    Notably, the marijuana dispensary opens in the same week that the debate over legalizing recreational use of marijuana turned sharper, with the president of the Boston City Council and another councilor expressing their support for a November ballot.

  • Illinois Governor signs Marijuana Decriminalization Bill

    July 31, 2016

    Marijuana possession in small amounts will no longer be a serious crime in Illinois after Republican Governor Bruce Rauner signed legislation on Friday, amending the state’s marijuana possession penalties. The Senate Bill 2228 became new law and came into effect immediately.

    The new law reduces the penalties for the possession of up to 10 grams of marijuana from a criminal misdemeanor to a civil offence, punishable with a fine of no more than $200; no arrest and no criminal record will be registered either. Individual municipalities could add to the fines and implement other penalties, such as requiring offenders to attend drug treatment. Citations would be automatically expunged twice a year, on Jan. 1 and July 1.

    Under previous Illinois law, possession of up to 2.5 grams of marijuana was a class C misdemeanor punishable by up to 30 days in jail and/or a fine of up to $1,500; possession of 2.5-10 grams was a class B misdemeanor punishable by up to six months in jail and/or a fine of up to $1,500.

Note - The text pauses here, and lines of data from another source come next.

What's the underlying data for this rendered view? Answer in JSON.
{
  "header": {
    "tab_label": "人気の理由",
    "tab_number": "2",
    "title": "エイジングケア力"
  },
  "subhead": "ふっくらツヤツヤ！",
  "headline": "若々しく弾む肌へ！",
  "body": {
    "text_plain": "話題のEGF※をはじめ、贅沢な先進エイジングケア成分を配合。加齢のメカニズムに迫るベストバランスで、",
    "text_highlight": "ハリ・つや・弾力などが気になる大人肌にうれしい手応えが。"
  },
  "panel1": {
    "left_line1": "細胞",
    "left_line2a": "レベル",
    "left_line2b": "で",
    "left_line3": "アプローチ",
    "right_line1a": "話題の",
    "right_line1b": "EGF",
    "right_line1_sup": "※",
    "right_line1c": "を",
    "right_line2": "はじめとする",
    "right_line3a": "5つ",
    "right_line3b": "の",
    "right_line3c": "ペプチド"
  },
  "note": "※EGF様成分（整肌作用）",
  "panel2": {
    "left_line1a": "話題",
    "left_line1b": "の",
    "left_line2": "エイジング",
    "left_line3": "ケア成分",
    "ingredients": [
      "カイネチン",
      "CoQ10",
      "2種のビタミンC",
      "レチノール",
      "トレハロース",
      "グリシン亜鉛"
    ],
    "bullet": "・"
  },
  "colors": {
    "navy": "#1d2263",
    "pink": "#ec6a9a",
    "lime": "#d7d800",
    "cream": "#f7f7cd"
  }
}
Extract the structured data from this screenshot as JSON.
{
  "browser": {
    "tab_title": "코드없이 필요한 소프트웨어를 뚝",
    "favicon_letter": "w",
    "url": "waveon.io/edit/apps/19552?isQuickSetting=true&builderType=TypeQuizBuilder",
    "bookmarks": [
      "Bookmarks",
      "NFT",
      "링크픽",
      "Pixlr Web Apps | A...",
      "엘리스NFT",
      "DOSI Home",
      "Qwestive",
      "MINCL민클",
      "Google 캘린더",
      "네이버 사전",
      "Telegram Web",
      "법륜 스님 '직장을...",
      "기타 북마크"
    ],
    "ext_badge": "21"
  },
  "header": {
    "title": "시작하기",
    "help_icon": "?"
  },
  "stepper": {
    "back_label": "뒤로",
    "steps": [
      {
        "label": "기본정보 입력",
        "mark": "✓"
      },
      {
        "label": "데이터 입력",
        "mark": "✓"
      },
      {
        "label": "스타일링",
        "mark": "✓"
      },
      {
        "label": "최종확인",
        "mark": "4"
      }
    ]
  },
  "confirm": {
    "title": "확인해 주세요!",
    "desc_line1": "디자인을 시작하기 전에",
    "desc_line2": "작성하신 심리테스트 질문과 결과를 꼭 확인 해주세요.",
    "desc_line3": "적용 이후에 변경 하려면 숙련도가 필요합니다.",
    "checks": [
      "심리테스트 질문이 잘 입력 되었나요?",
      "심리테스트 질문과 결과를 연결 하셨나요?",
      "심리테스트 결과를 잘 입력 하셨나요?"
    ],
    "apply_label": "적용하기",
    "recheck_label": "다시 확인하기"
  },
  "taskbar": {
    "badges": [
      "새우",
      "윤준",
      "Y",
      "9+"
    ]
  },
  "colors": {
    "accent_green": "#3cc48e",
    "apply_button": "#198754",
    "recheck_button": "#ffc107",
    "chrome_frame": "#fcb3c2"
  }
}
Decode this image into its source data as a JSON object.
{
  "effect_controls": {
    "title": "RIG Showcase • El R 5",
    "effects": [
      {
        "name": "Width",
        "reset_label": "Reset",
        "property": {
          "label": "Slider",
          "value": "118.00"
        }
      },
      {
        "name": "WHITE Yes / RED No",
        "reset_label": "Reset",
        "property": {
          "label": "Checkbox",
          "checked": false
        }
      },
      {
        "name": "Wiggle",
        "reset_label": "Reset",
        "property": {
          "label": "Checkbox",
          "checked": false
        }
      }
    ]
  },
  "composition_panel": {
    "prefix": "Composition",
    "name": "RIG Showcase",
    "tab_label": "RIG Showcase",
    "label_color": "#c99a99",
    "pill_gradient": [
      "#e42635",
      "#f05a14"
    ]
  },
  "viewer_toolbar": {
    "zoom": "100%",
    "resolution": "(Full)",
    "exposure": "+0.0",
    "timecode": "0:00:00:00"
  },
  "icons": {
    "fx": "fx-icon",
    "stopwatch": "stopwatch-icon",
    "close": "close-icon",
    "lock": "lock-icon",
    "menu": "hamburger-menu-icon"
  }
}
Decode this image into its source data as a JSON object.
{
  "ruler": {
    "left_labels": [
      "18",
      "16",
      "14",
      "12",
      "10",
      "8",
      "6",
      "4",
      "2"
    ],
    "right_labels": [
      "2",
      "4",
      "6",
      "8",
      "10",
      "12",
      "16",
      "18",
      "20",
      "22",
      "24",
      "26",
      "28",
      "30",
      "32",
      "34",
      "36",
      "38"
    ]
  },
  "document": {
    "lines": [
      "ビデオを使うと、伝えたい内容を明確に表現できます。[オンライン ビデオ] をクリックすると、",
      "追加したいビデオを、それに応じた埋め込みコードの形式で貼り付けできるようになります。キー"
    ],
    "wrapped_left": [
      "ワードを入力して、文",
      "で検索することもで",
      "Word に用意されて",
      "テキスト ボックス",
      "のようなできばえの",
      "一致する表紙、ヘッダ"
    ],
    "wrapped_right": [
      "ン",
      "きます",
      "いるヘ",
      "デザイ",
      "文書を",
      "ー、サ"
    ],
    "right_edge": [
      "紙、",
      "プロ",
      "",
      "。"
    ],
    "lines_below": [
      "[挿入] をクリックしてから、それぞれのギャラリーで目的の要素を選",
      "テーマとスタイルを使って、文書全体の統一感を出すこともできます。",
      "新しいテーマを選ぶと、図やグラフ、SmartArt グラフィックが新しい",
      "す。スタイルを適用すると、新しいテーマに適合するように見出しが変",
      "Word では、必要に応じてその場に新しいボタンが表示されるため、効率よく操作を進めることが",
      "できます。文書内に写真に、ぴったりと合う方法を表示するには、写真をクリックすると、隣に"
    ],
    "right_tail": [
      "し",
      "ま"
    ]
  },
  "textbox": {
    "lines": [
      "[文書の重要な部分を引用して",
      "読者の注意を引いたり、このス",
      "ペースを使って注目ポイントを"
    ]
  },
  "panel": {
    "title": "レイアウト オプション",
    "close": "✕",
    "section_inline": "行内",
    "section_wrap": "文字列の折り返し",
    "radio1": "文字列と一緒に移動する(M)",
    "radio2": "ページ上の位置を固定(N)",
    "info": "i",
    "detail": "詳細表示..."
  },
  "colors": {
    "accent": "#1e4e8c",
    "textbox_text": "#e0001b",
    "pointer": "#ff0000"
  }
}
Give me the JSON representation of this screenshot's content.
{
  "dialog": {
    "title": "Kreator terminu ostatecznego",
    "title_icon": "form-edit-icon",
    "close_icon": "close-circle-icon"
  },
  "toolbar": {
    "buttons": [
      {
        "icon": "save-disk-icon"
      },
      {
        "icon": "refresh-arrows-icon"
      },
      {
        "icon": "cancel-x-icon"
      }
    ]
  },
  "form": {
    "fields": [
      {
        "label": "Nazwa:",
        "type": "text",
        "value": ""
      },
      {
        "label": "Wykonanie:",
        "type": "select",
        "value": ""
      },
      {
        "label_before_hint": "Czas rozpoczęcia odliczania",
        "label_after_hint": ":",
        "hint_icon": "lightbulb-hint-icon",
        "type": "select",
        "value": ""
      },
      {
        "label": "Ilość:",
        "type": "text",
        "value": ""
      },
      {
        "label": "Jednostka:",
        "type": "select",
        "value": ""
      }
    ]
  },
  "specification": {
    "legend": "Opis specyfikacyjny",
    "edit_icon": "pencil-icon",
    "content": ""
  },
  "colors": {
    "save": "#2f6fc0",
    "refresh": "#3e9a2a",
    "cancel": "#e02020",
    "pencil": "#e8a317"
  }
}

    The law would also loosen the state's zero-tolerance policy for driving under the influence of marijuana. The drivers won't be charged with DUI unless they have 5 nanograms or more of THC in their blood, or 10 nanograms or more of THC in their saliva.

    "We applaud Governor Rauner and the legislature for replacing Illinois's needlessly draconian marijuana possession law with a much more sensible policy," Chris Lindsey, senior legislative counsel for the Marijuana Policy Project said in a statement.

    The governor's signature makes Illinois the 17th state and the third largest in the USA to decriminalize the possession of small amounts of marijuana.